Dr. Ian Taylor has been a Lecturer at Cardiff University's School of Computer Science since 2002. He concurrently holds an adjunct Assistant Professorship at the Center for Computation & Technology at Louisiana State University and regularly offers consultations in the USA. He has a Ph.D. in Physics and Music and is the co-ordinator of Triana activities at Cardiff (http://www.trianacode.org). Through this he has been active in many major projects including GridLab, CoreGrid and GridOneD. His research interests include distributed techniques and workflow for Grid and P2P computing, which take in applications ranging from astrophysics and healthcare to distributed audio.
Ian has previously written a professional book for Springer on P2P, Web Services and Grids, and has published over 50 scientific papers. He has also co-edited a special edition for Journal of Grid Computing on Scientific Workflow.
Dr. Matthew Shields has been a research associate at Cardiff University, jointly in the Schools of Computer Science,
Physics and Astronomy, since 2001. He gained his Ph.D. in Computer Science from Cardiff University in the area of
problem solving environments. Dr Shields is one of two lead developers for the Triana project and has been responsible
for helping broaden its adoption within new application domains including biodiversity. His interests include problem
solving environments, workflow, component and service based computing, Grid and high-performance computing.
Ewa Deelman is an Research Assistant Professor at the USC Computer Science Department and a Research Team Leader at the Center for Grid Technologies at the USC Information Sciences Institute. Dr. Deelman's research interests include the design and exploration of collaborative scientific environments based on Grid technologies, with particular emphasis on workflow management as well as the management of large amounts of data and metadata. At ISI, Dr. Deelman is leading the Pegasus project, which designs and implements workflow mapping techniques for large-scale workflows running in distributed environments. Pegasus is being used day-to-day by scientists in a variety of disciplines including astronomy, gravitational-wave physics, earthquake science and many others. Prior to joining ISI in 2000, she was a Senior Software Developer at UCLA conducting research in the area of performance prediction of large-scale applications on high performance machines.

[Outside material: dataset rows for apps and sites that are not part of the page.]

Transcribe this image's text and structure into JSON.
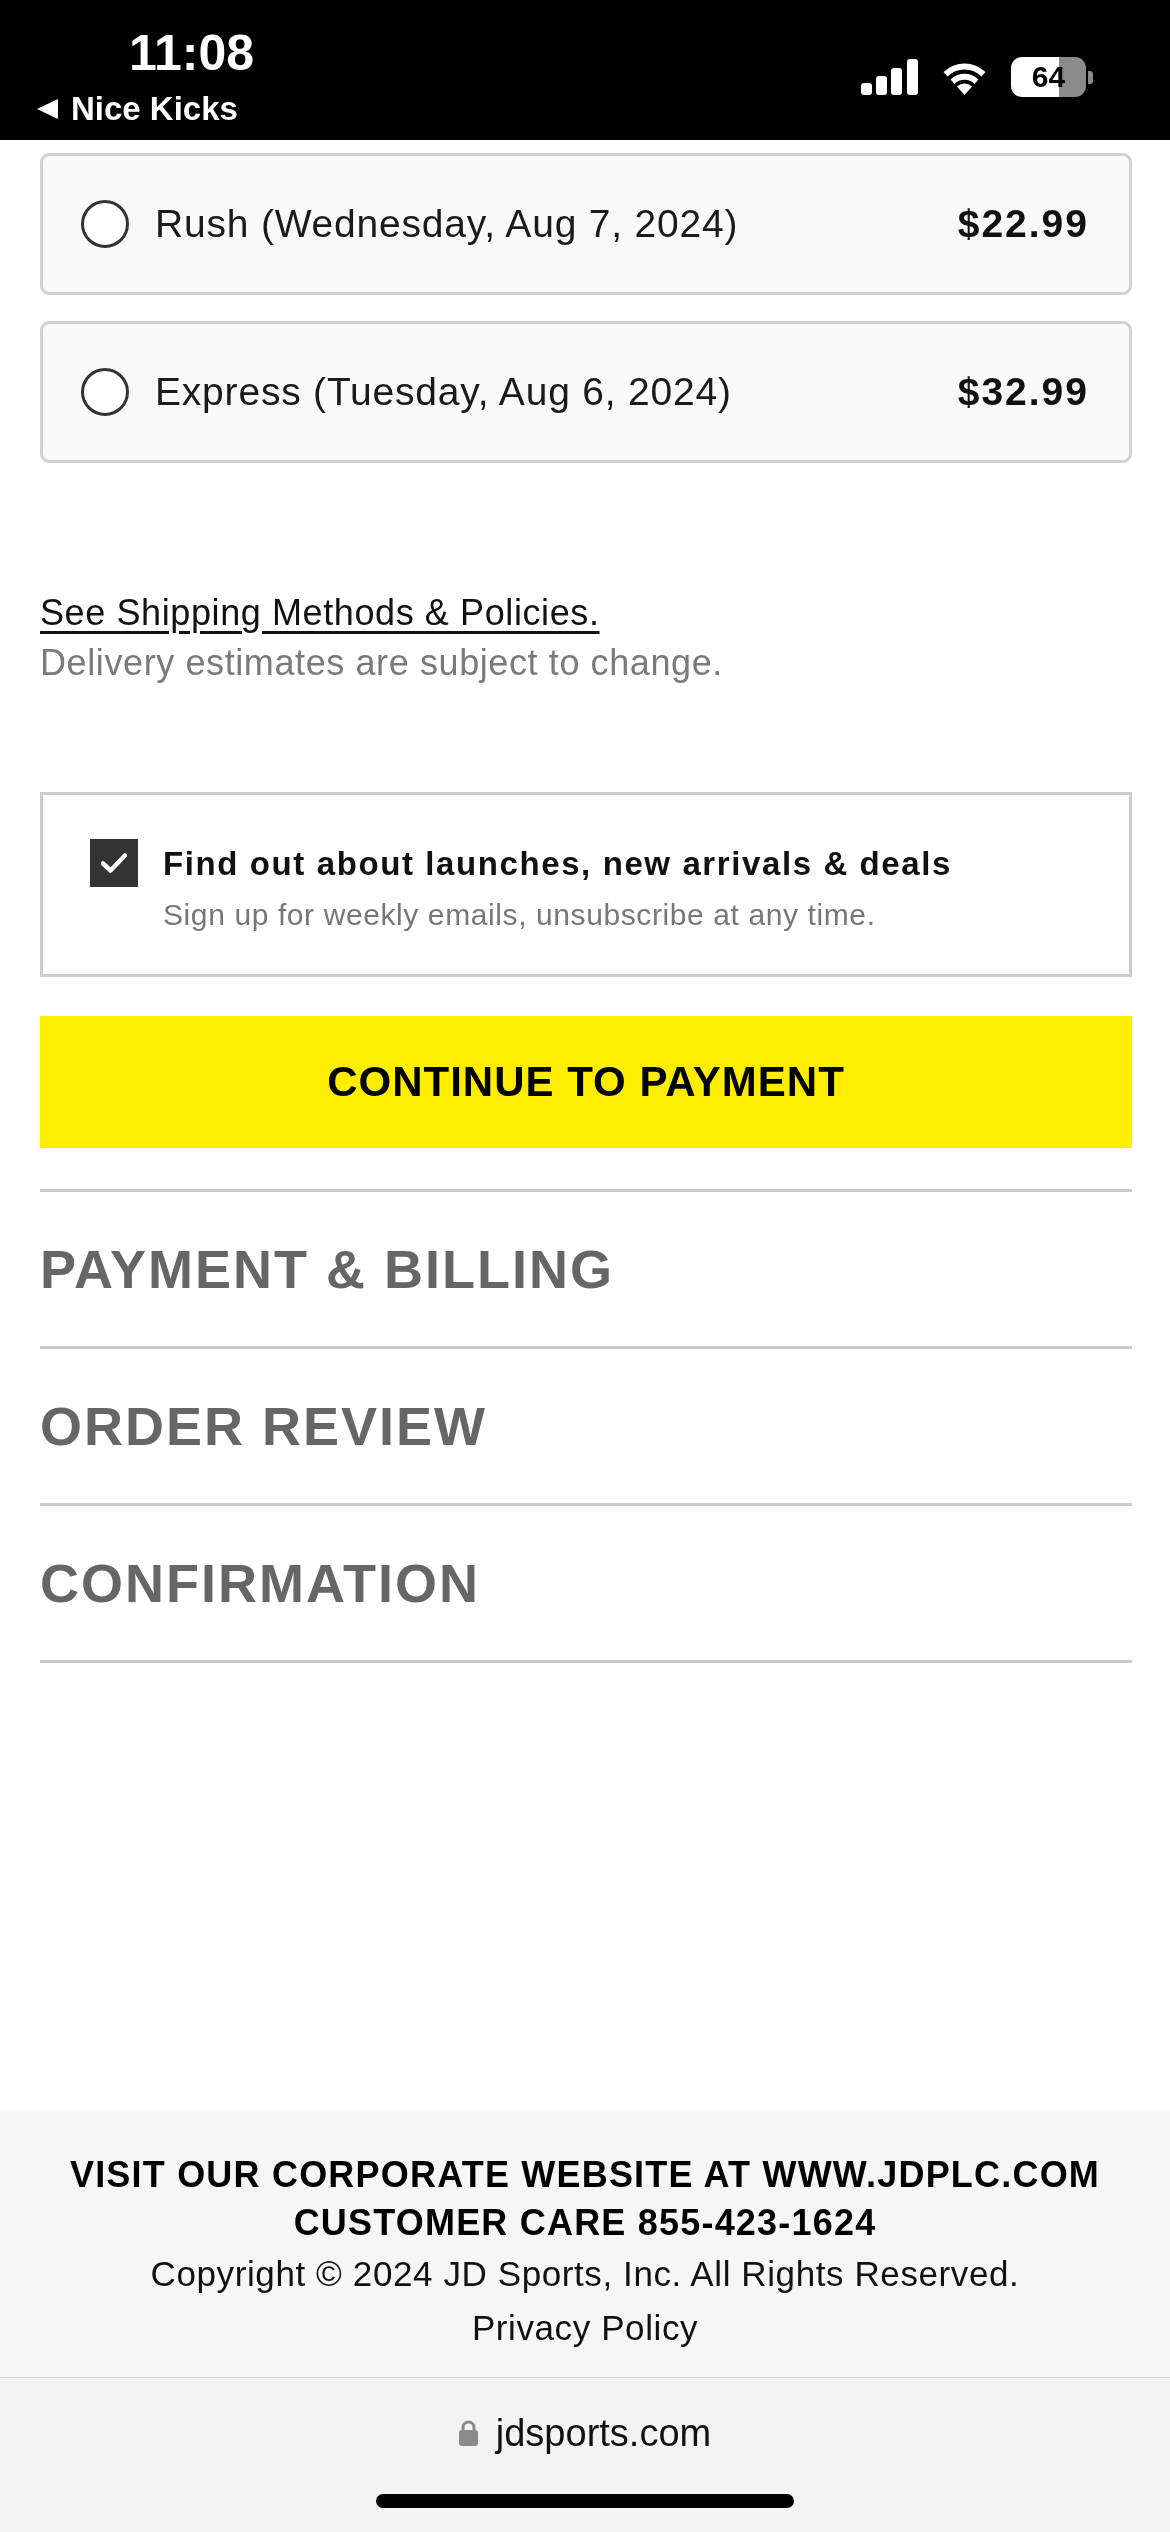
{
  "status_bar": {
    "time": "11:08",
    "back_label": "Nice Kicks",
    "battery": "64"
  },
  "shipping_options": [
    {
      "label": "Rush (Wednesday, Aug 7, 2024)",
      "price": "$22.99",
      "selected": false
    },
    {
      "label": "Express (Tuesday, Aug 6, 2024)",
      "price": "$32.99",
      "selected": false
    }
  ],
  "shipping_link": "See Shipping Methods & Policies.",
  "delivery_note": "Delivery estimates are subject to change.",
  "newsletter": {
    "title": "Find out about launches, new arrivals & deals",
    "subtitle": "Sign up for weekly emails, unsubscribe at any time.",
    "checked": true
  },
  "continue_button": "CONTINUE TO PAYMENT",
  "sections": [
    {
      "title": "PAYMENT & BILLING"
    },
    {
      "title": "ORDER REVIEW"
    },
    {
      "title": "CONFIRMATION"
    }
  ],
  "footer": {
    "lines": [
      {
        "kind": "heading",
        "text": "VISIT OUR CORPORATE WEBSITE AT WWW.JDPLC.COM"
      },
      {
        "kind": "heading",
        "text": "CUSTOMER CARE 855-423-1624"
      },
      {
        "kind": "text",
        "text": "Copyright © 2024 JD Sports, Inc. All Rights Reserved."
      },
      {
        "kind": "link",
        "text": "Privacy Policy"
      }
    ]
  },
  "browser_bar": {
    "url": "jdsports.com"
  }
}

Dr. Deelman received her PhD from Rensselaer Polytechnic Institute in Computer Science in 1997 in the area of parallel discrete event simulation. Dr. Deelman is an Associate Editor responsible for Grid Computing for the Scientific Programming Journal and a chair of the GGF Workflow Management Research Group.
Dennis Gannon, Department of Computer Science, Lindley Hall, Indiana University, Bloomington, IN 47401 (email@example.com) Dr. Gannon is a professor of Computer Science in the School of Informatics at Indiana University. He is also Science Director for the Indiana Pervasive Technology Labs. He received his Ph.D. in Computer Science from the University of Illinois in 1980 and his Ph.D. in Mathematics from the University of California in 1974. From 1980 to 1985, he was on the faculty at Purdue University. From 1997-2004 he was Chairman of the Indiana Computer Science Department. His research interests include software tools for high performance parallel and distributed systems and problem solving environments for scientific computation.